Bil’s rating (out of 5): BB.5.
Canada/USA, 1980. International Cinema, Warner Bros.. Screenplay by Carl Foreman, Stirling Silliphant, based on the novel The Day The World Ended by Gordon Thomas, Max Morgan Witts. Cinematography by Fred J. Koenekamp. Produced by Irwin Allen. Music by Lalo Schifrin. Production Design by Philip M. Jefferies. Costume Design by Paul Zastupnevich. Film Editing by Edward A. Biery, Freeman A. Davies. Academy Awards 1980.

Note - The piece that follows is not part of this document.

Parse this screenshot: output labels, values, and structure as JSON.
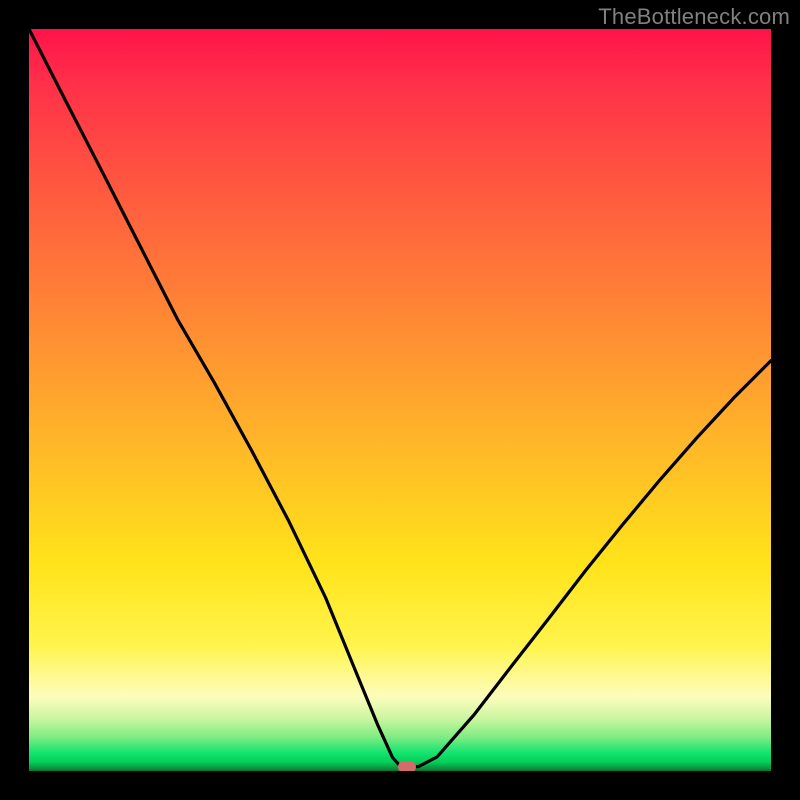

Most of Irwin Allen’s disaster epics are laughably corny, but it’s important to distinguish between the ones that are fun to sit through and those that are a chore. Despite a bland plot and some poor visual effects, this one’s bright colours and game cast make it easy enough to endure, particularly if you are turned on by the kitsch factor. William Holden shows up at a south Pacific island resort that he has recently built, accompanied by his beautiful secretary (Jacqueline Bisset) whom he hopes to make his seventh wife. He doesn’t realize that she is actually still in love with ex-boyfriend Paul Newman, an oil rigger on a nearby site who is thinking to pull his crew out thanks to warnings by scientists that the nearby volcano is set to blow. The hotel’s co-owner James Franciscus insists that there’s nothing to worry about it, but when the mount starts to blow chunks and take out entire buildings, the locals get scared and start to run. There are lots of fun, loud sequences, particularly an exciting elevator ride into the depths of the volcano, but also a lot of ridiculous stunts (Burgess Meredith doing his high-wire act across a chasm is literally hilarious).